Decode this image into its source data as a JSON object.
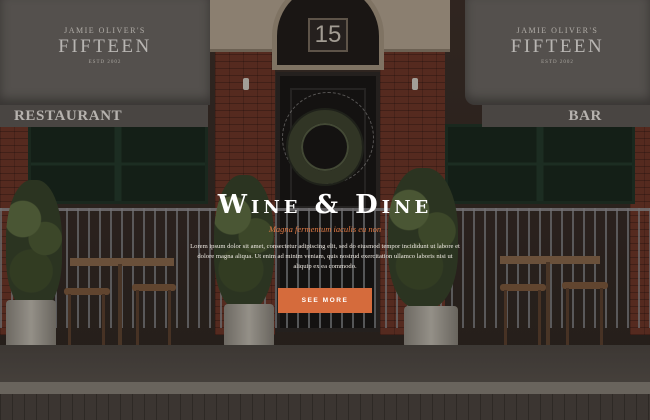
{
  "scene": {
    "left_awning": {
      "top_line": "JAMIE OLIVER'S",
      "brand": "FIFTEEN",
      "small_line": "ESTD 2002",
      "valance": "RESTAURANT"
    },
    "right_awning": {
      "top_line": "JAMIE OLIVER'S",
      "brand": "FIFTEEN",
      "small_line": "ESTD 2002",
      "valance": "BAR"
    },
    "door_number": "15"
  },
  "hero": {
    "heading": "Wine & Dine",
    "subheading": "Magna fermentum iaculis eu non",
    "body": "Lorem ipsum dolor sit amet, consectetur adipiscing elit, sed do eiusmod tempor incididunt ut labore et dolore magna aliqua. Ut enim ad minim veniam, quis nostrud exercitation ullamco laboris nisi ut aliquip ex ea commodo.",
    "button_label": "SEE MORE"
  },
  "colors": {
    "accent": "#d56b3c",
    "subheading": "#e17a45"
  }
}
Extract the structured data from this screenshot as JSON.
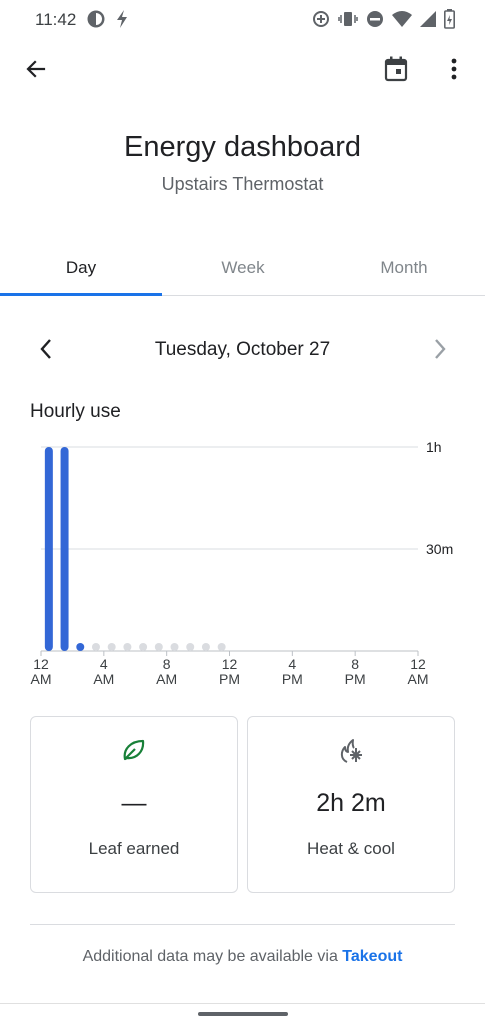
{
  "status_bar": {
    "time": "11:42",
    "left_icons": [
      "data-saver-icon",
      "flash-icon"
    ],
    "right_icons": [
      "sync-icon",
      "vibrate-icon",
      "do-not-disturb-icon",
      "wifi-icon",
      "signal-icon",
      "battery-icon"
    ]
  },
  "app_bar": {
    "back_icon": "back-arrow-icon",
    "calendar_icon": "calendar-icon",
    "more_icon": "more-vert-icon"
  },
  "header": {
    "title": "Energy dashboard",
    "subtitle": "Upstairs Thermostat"
  },
  "tabs": [
    {
      "label": "Day",
      "active": true
    },
    {
      "label": "Week",
      "active": false
    },
    {
      "label": "Month",
      "active": false
    }
  ],
  "date_nav": {
    "label": "Tuesday, October 27",
    "prev_icon": "chevron-left-icon",
    "next_icon": "chevron-right-icon"
  },
  "section_title": "Hourly use",
  "chart_data": {
    "type": "bar",
    "title": "Hourly use",
    "y_unit": "minutes",
    "ylim": [
      0,
      60
    ],
    "y_ticks": [
      {
        "value": 60,
        "label": "1h"
      },
      {
        "value": 30,
        "label": "30m"
      }
    ],
    "x_ticks": [
      {
        "hour": 0,
        "line1": "12",
        "line2": "AM"
      },
      {
        "hour": 4,
        "line1": "4",
        "line2": "AM"
      },
      {
        "hour": 8,
        "line1": "8",
        "line2": "AM"
      },
      {
        "hour": 12,
        "line1": "12",
        "line2": "PM"
      },
      {
        "hour": 16,
        "line1": "4",
        "line2": "PM"
      },
      {
        "hour": 20,
        "line1": "8",
        "line2": "PM"
      },
      {
        "hour": 24,
        "line1": "12",
        "line2": "AM"
      }
    ],
    "hours": [
      0,
      1,
      2,
      3,
      4,
      5,
      6,
      7,
      8,
      9,
      10,
      11
    ],
    "values": [
      60,
      60,
      2,
      0,
      0,
      0,
      0,
      0,
      0,
      0,
      0,
      0
    ],
    "bar_color": "#3367d6",
    "empty_color": "#dadce0",
    "grid": true
  },
  "cards": [
    {
      "icon": "leaf-icon",
      "value": "—",
      "label": "Leaf earned",
      "icon_color": "#188038"
    },
    {
      "icon": "heat-cool-icon",
      "value": "2h 2m",
      "label": "Heat & cool",
      "icon_color": "#5f6368"
    }
  ],
  "footer": {
    "text": "Additional data may be available via ",
    "link": "Takeout"
  },
  "colors": {
    "accent": "#1a73e8",
    "text_primary": "#202124",
    "text_secondary": "#5f6368"
  }
}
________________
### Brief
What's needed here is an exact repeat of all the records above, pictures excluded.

### Result
Decode this image into its source data as a JSON object.
{
  "scene": {
    "left_awning": {
      "top_line": "JAMIE OLIVER'S",
      "brand": "FIFTEEN",
      "small_line": "ESTD 2002",
      "valance": "RESTAURANT"
    },
    "right_awning": {
      "top_line": "JAMIE OLIVER'S",
      "brand": "FIFTEEN",
      "small_line": "ESTD 2002",
      "valance": "BAR"
    },
    "door_number": "15"
  },
  "hero": {
    "heading": "Wine & Dine",
    "subheading": "Magna fermentum iaculis eu non",
    "body": "Lorem ipsum dolor sit amet, consectetur adipiscing elit, sed do eiusmod tempor incididunt ut labore et dolore magna aliqua. Ut enim ad minim veniam, quis nostrud exercitation ullamco laboris nisi ut aliquip ex ea commodo.",
    "button_label": "SEE MORE"
  },
  "colors": {
    "accent": "#d56b3c",
    "subheading": "#e17a45"
  }
}
Extract the structured data from this screenshot as JSON.
{
  "status_bar": {
    "time": "11:42",
    "left_icons": [
      "data-saver-icon",
      "flash-icon"
    ],
    "right_icons": [
      "sync-icon",
      "vibrate-icon",
      "do-not-disturb-icon",
      "wifi-icon",
      "signal-icon",
      "battery-icon"
    ]
  },
  "app_bar": {
    "back_icon": "back-arrow-icon",
    "calendar_icon": "calendar-icon",
    "more_icon": "more-vert-icon"
  },
  "header": {
    "title": "Energy dashboard",
    "subtitle": "Upstairs Thermostat"
  },
  "tabs": [
    {
      "label": "Day",
      "active": true
    },
    {
      "label": "Week",
      "active": false
    },
    {
      "label": "Month",
      "active": false
    }
  ],
  "date_nav": {
    "label": "Tuesday, October 27",
    "prev_icon": "chevron-left-icon",
    "next_icon": "chevron-right-icon"
  },
  "section_title": "Hourly use",
  "chart_data": {
    "type": "bar",
    "title": "Hourly use",
    "y_unit": "minutes",
    "ylim": [
      0,
      60
    ],
    "y_ticks": [
      {
        "value": 60,
        "label": "1h"
      },
      {
        "value": 30,
        "label": "30m"
      }
    ],
    "x_ticks": [
      {
        "hour": 0,
        "line1": "12",
        "line2": "AM"
      },
      {
        "hour": 4,
        "line1": "4",
        "line2": "AM"
      },
      {
        "hour": 8,
        "line1": "8",
        "line2": "AM"
      },
      {
        "hour": 12,
        "line1": "12",
        "line2": "PM"
      },
      {
        "hour": 16,
        "line1": "4",
        "line2": "PM"
      },
      {
        "hour": 20,
        "line1": "8",
        "line2": "PM"
      },
      {
        "hour": 24,
        "line1": "12",
        "line2": "AM"
      }
    ],
    "hours": [
      0,
      1,
      2,
      3,
      4,
      5,
      6,
      7,
      8,
      9,
      10,
      11
    ],
    "values": [
      60,
      60,
      2,
      0,
      0,
      0,
      0,
      0,
      0,
      0,
      0,
      0
    ],
    "bar_color": "#3367d6",
    "empty_color": "#dadce0",
    "grid": true
  },
  "cards": [
    {
      "icon": "leaf-icon",
      "value": "—",
      "label": "Leaf earned",
      "icon_color": "#188038"
    },
    {
      "icon": "heat-cool-icon",
      "value": "2h 2m",
      "label": "Heat & cool",
      "icon_color": "#5f6368"
    }
  ],
  "footer": {
    "text": "Additional data may be available via ",
    "link": "Takeout"
  },
  "colors": {
    "accent": "#1a73e8",
    "text_primary": "#202124",
    "text_secondary": "#5f6368"
  }
}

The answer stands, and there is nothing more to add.